#### [DATA IN THIS EXERCISE]
+ + + + + + +

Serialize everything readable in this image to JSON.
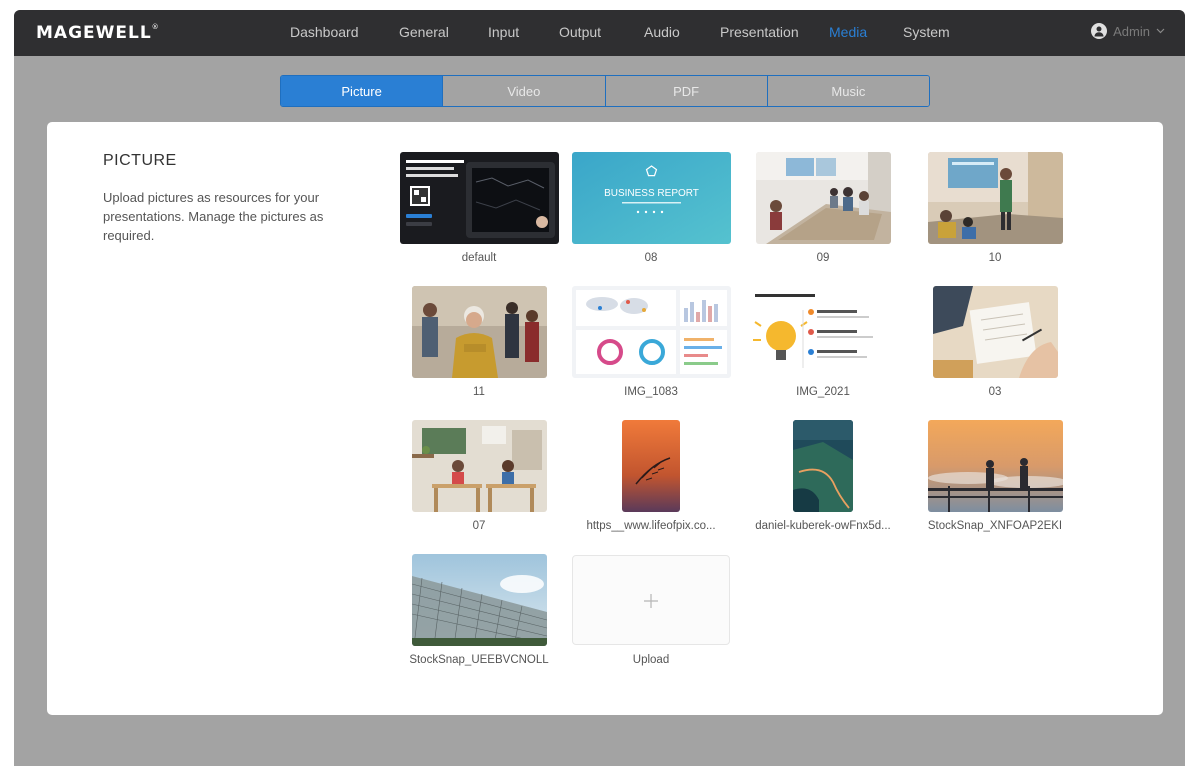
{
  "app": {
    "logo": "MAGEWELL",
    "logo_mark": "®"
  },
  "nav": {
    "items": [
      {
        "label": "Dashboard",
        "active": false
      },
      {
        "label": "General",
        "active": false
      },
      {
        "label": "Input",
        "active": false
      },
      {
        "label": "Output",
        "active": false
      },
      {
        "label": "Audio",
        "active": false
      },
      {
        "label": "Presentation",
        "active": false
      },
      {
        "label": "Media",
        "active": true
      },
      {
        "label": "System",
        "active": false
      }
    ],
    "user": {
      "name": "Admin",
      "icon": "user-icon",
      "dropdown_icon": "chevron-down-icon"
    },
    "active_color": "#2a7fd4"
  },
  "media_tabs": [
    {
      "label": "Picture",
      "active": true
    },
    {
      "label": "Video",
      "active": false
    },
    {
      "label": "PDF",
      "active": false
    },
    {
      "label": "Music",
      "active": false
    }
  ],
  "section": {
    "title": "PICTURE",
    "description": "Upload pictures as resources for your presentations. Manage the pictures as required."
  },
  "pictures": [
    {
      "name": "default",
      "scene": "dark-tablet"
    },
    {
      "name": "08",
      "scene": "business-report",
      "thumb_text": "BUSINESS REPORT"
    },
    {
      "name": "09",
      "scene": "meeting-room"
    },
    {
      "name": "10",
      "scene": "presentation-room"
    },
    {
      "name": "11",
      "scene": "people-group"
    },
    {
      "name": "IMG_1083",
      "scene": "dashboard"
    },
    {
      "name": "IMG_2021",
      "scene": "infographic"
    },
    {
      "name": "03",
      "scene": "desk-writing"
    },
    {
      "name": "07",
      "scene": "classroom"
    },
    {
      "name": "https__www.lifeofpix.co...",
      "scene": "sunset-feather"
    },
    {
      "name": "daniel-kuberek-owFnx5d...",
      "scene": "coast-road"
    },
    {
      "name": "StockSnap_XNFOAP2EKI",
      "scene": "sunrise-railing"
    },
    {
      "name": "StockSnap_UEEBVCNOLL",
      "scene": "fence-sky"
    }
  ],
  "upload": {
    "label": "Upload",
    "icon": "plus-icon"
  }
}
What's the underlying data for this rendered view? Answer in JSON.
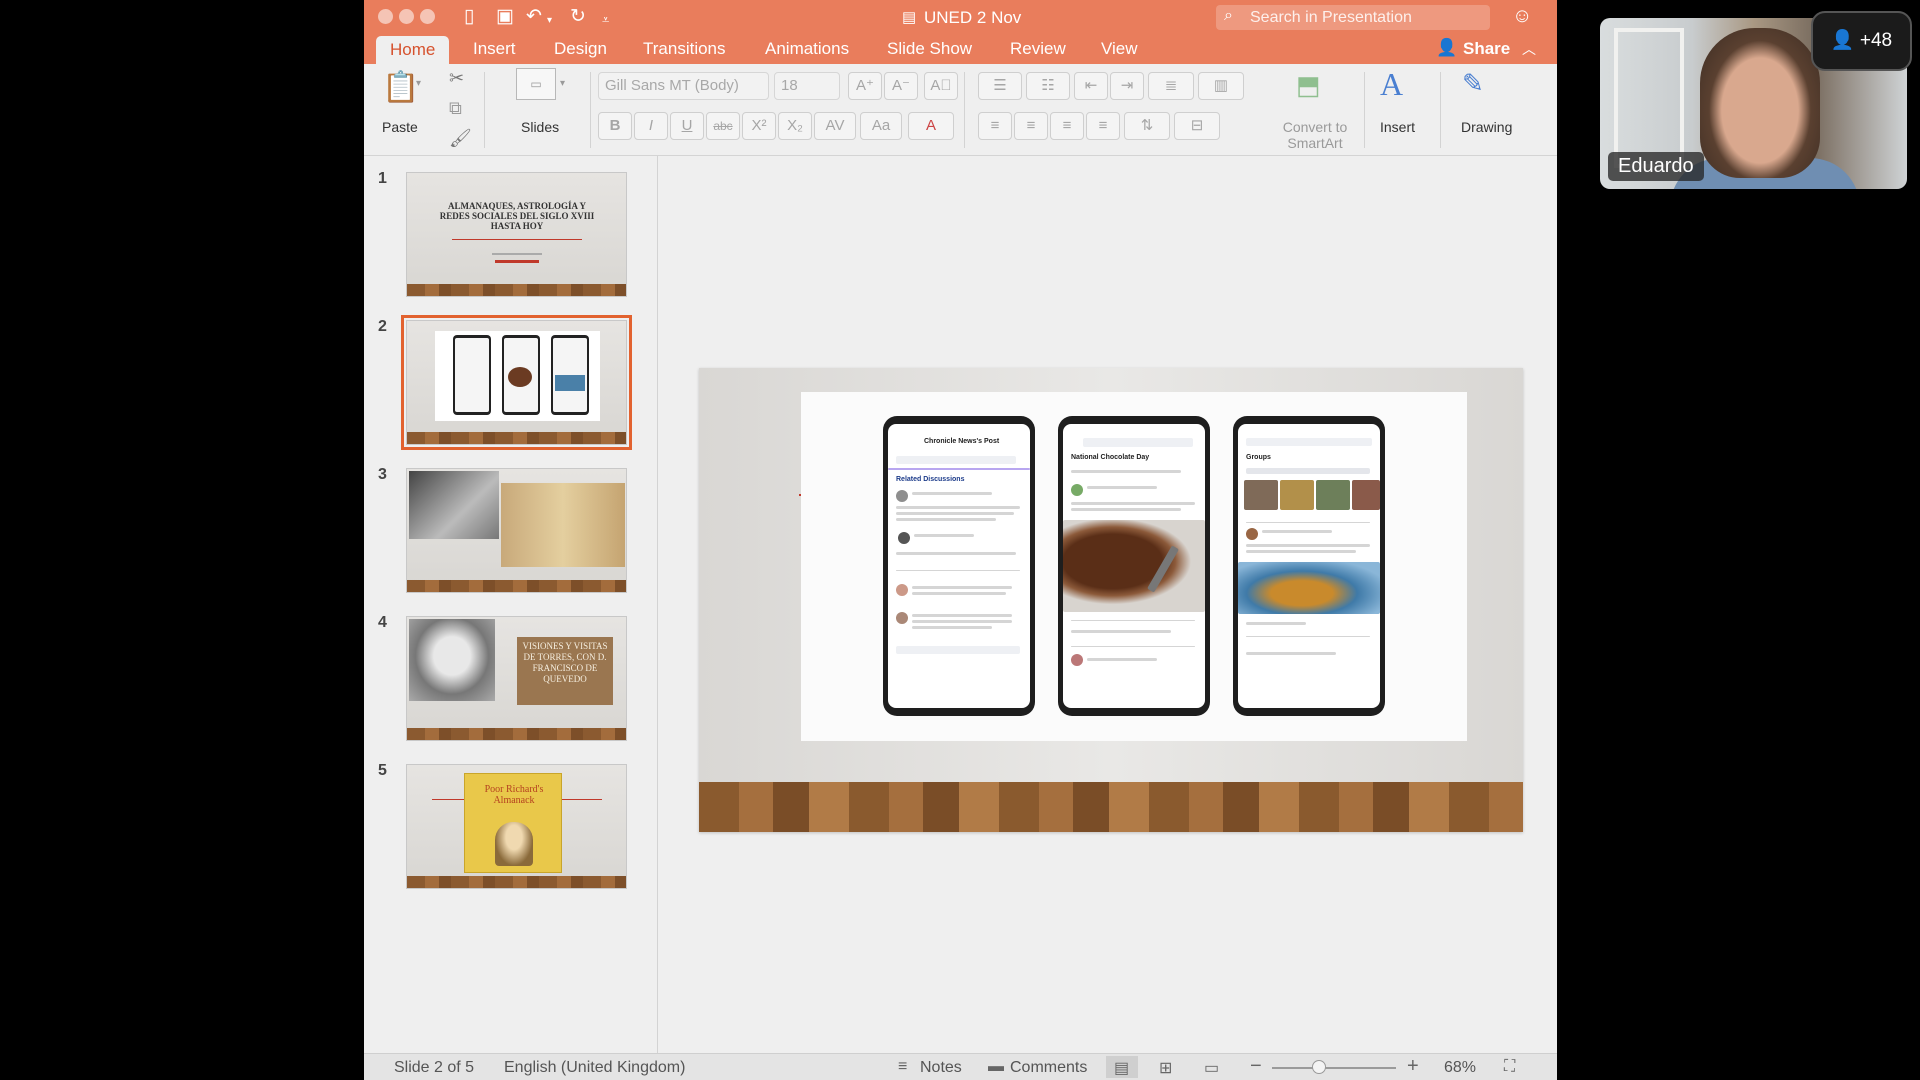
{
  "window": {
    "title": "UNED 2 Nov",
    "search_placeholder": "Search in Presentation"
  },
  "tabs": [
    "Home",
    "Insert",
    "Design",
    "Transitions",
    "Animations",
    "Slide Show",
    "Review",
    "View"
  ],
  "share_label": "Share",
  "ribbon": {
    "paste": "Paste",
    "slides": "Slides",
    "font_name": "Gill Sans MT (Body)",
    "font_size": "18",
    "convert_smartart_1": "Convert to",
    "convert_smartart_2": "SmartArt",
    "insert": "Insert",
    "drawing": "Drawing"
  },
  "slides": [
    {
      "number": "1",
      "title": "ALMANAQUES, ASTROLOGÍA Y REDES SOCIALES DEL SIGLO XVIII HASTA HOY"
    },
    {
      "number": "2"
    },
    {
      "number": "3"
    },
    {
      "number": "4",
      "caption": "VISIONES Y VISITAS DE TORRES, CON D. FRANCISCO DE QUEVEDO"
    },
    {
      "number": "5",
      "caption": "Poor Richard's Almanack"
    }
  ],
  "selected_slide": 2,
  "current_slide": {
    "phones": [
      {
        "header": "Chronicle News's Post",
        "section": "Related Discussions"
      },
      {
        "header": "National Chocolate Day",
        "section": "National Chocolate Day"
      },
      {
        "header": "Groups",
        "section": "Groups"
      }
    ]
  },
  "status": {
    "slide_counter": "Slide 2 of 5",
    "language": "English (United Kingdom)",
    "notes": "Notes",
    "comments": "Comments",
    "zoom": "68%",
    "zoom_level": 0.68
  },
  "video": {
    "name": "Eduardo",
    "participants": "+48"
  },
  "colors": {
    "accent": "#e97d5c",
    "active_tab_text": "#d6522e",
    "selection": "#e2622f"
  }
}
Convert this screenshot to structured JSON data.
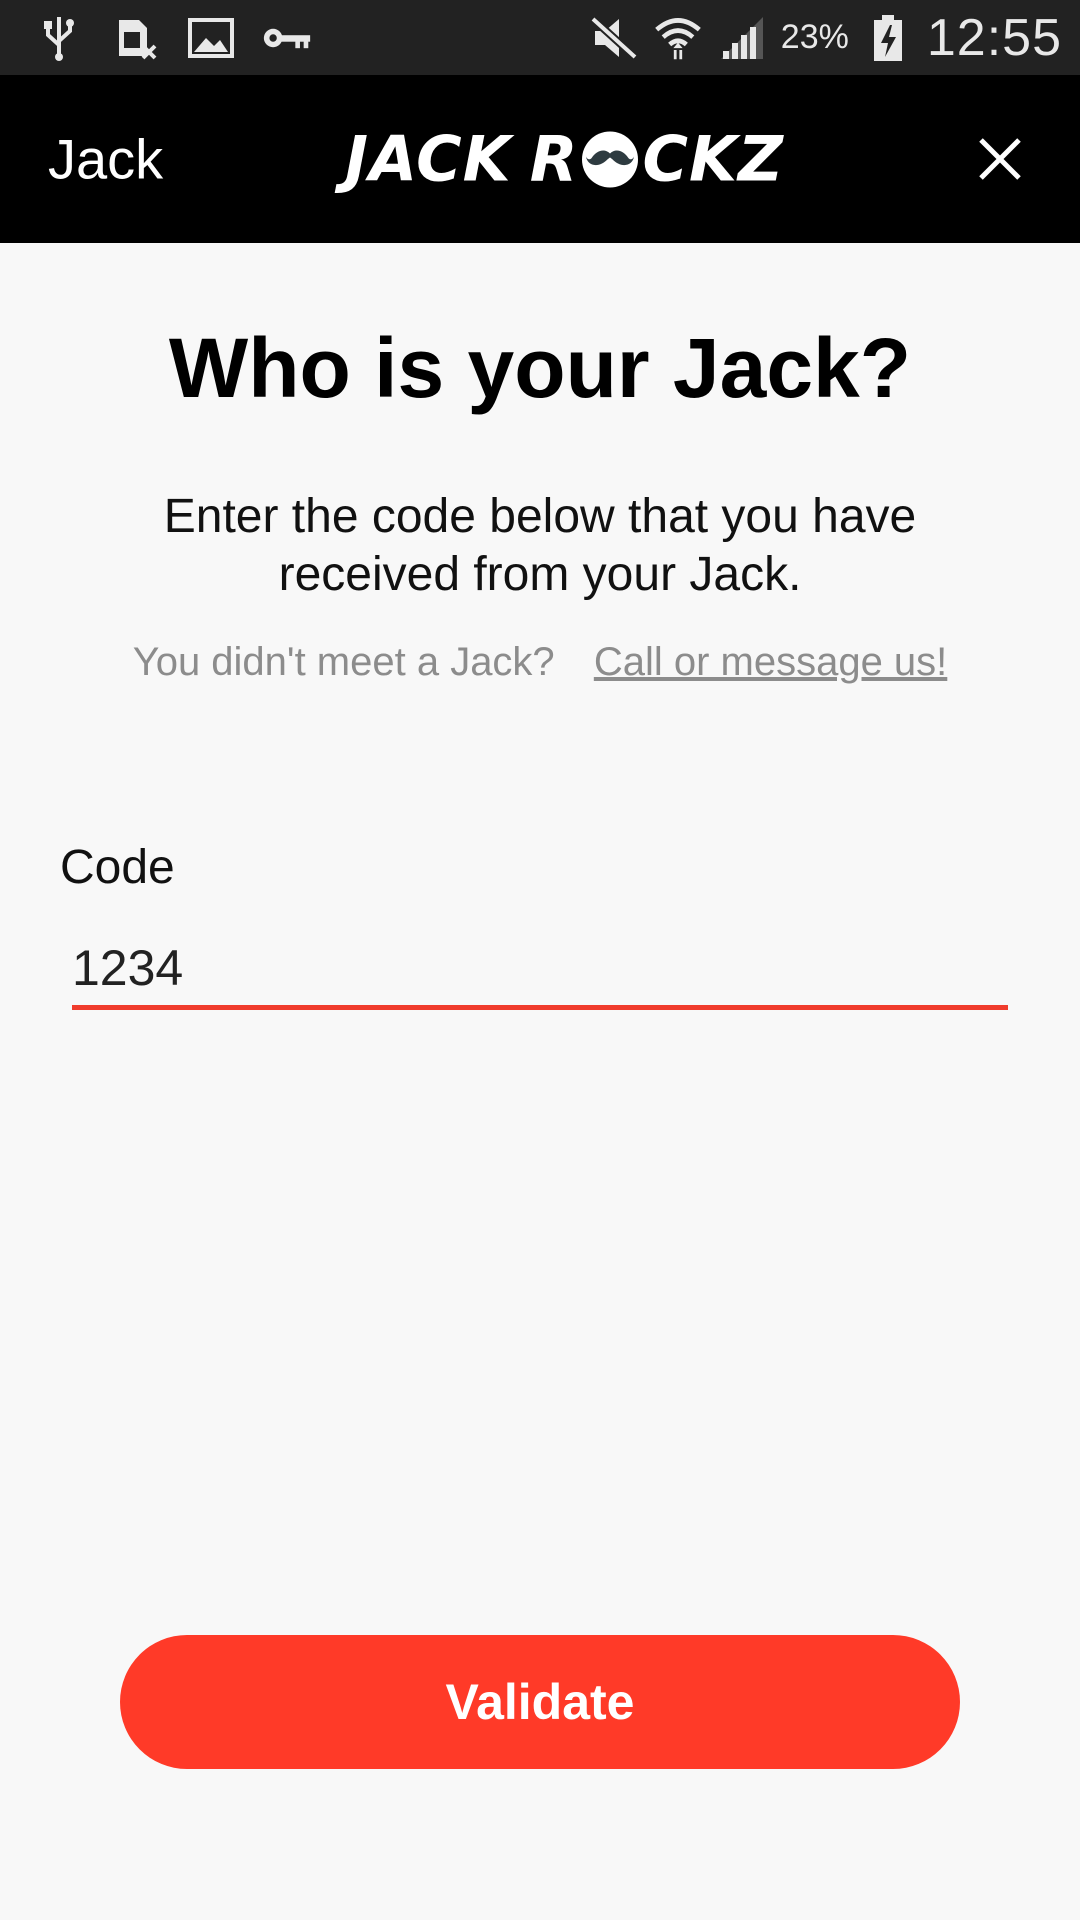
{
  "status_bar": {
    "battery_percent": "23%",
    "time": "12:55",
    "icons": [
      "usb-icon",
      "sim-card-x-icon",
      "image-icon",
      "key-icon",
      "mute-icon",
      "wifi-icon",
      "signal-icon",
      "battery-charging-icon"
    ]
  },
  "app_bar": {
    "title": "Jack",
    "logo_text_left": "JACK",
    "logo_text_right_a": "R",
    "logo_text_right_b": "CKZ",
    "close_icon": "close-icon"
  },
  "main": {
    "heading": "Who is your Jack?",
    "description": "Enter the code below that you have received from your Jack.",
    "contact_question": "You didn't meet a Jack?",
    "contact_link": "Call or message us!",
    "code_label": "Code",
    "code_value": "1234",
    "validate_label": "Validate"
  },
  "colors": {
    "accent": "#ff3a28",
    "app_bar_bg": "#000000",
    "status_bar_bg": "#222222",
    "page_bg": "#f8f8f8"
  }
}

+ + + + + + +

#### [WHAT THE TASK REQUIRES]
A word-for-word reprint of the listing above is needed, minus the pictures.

#### [YOUR SOLUTION]
Serialize everything readable in this image to JSON.
{
  "app": {
    "logo": "MAGEWELL",
    "logo_mark": "®"
  },
  "nav": {
    "items": [
      {
        "label": "Dashboard",
        "active": false
      },
      {
        "label": "General",
        "active": false
      },
      {
        "label": "Input",
        "active": false
      },
      {
        "label": "Output",
        "active": false
      },
      {
        "label": "Audio",
        "active": false
      },
      {
        "label": "Presentation",
        "active": false
      },
      {
        "label": "Media",
        "active": true
      },
      {
        "label": "System",
        "active": false
      }
    ],
    "user": {
      "name": "Admin",
      "icon": "user-icon",
      "dropdown_icon": "chevron-down-icon"
    },
    "active_color": "#2a7fd4"
  },
  "media_tabs": [
    {
      "label": "Picture",
      "active": true
    },
    {
      "label": "Video",
      "active": false
    },
    {
      "label": "PDF",
      "active": false
    },
    {
      "label": "Music",
      "active": false
    }
  ],
  "section": {
    "title": "PICTURE",
    "description": "Upload pictures as resources for your presentations. Manage the pictures as required."
  },
  "pictures": [
    {
      "name": "default",
      "scene": "dark-tablet"
    },
    {
      "name": "08",
      "scene": "business-report",
      "thumb_text": "BUSINESS REPORT"
    },
    {
      "name": "09",
      "scene": "meeting-room"
    },
    {
      "name": "10",
      "scene": "presentation-room"
    },
    {
      "name": "11",
      "scene": "people-group"
    },
    {
      "name": "IMG_1083",
      "scene": "dashboard"
    },
    {
      "name": "IMG_2021",
      "scene": "infographic"
    },
    {
      "name": "03",
      "scene": "desk-writing"
    },
    {
      "name": "07",
      "scene": "classroom"
    },
    {
      "name": "https__www.lifeofpix.co...",
      "scene": "sunset-feather"
    },
    {
      "name": "daniel-kuberek-owFnx5d...",
      "scene": "coast-road"
    },
    {
      "name": "StockSnap_XNFOAP2EKI",
      "scene": "sunrise-railing"
    },
    {
      "name": "StockSnap_UEEBVCNOLL",
      "scene": "fence-sky"
    }
  ],
  "upload": {
    "label": "Upload",
    "icon": "plus-icon"
  }
}
What's the underlying data for this rendered view? Answer in JSON.
{
  "window": {
    "title": "UNED 2 Nov",
    "search_placeholder": "Search in Presentation"
  },
  "tabs": [
    "Home",
    "Insert",
    "Design",
    "Transitions",
    "Animations",
    "Slide Show",
    "Review",
    "View"
  ],
  "share_label": "Share",
  "ribbon": {
    "paste": "Paste",
    "slides": "Slides",
    "font_name": "Gill Sans MT (Body)",
    "font_size": "18",
    "convert_smartart_1": "Convert to",
    "convert_smartart_2": "SmartArt",
    "insert": "Insert",
    "drawing": "Drawing"
  },
  "slides": [
    {
      "number": "1",
      "title": "ALMANAQUES, ASTROLOGÍA Y REDES SOCIALES DEL SIGLO XVIII HASTA HOY"
    },
    {
      "number": "2"
    },
    {
      "number": "3"
    },
    {
      "number": "4",
      "caption": "VISIONES Y VISITAS DE TORRES, CON D. FRANCISCO DE QUEVEDO"
    },
    {
      "number": "5",
      "caption": "Poor Richard's Almanack"
    }
  ],
  "selected_slide": 2,
  "current_slide": {
    "phones": [
      {
        "header": "Chronicle News's Post",
        "section": "Related Discussions"
      },
      {
        "header": "National Chocolate Day",
        "section": "National Chocolate Day"
      },
      {
        "header": "Groups",
        "section": "Groups"
      }
    ]
  },
  "status": {
    "slide_counter": "Slide 2 of 5",
    "language": "English (United Kingdom)",
    "notes": "Notes",
    "comments": "Comments",
    "zoom": "68%",
    "zoom_level": 0.68
  },
  "video": {
    "name": "Eduardo",
    "participants": "+48"
  },
  "colors": {
    "accent": "#e97d5c",
    "active_tab_text": "#d6522e",
    "selection": "#e2622f"
  }
}
Convert this screenshot to structured JSON data.
{
  "status_bar": {
    "battery_percent": "23%",
    "time": "12:55",
    "icons": [
      "usb-icon",
      "sim-card-x-icon",
      "image-icon",
      "key-icon",
      "mute-icon",
      "wifi-icon",
      "signal-icon",
      "battery-charging-icon"
    ]
  },
  "app_bar": {
    "title": "Jack",
    "logo_text_left": "JACK",
    "logo_text_right_a": "R",
    "logo_text_right_b": "CKZ",
    "close_icon": "close-icon"
  },
  "main": {
    "heading": "Who is your Jack?",
    "description": "Enter the code below that you have received from your Jack.",
    "contact_question": "You didn't meet a Jack?",
    "contact_link": "Call or message us!",
    "code_label": "Code",
    "code_value": "1234",
    "validate_label": "Validate"
  },
  "colors": {
    "accent": "#ff3a28",
    "app_bar_bg": "#000000",
    "status_bar_bg": "#222222",
    "page_bg": "#f8f8f8"
  }
}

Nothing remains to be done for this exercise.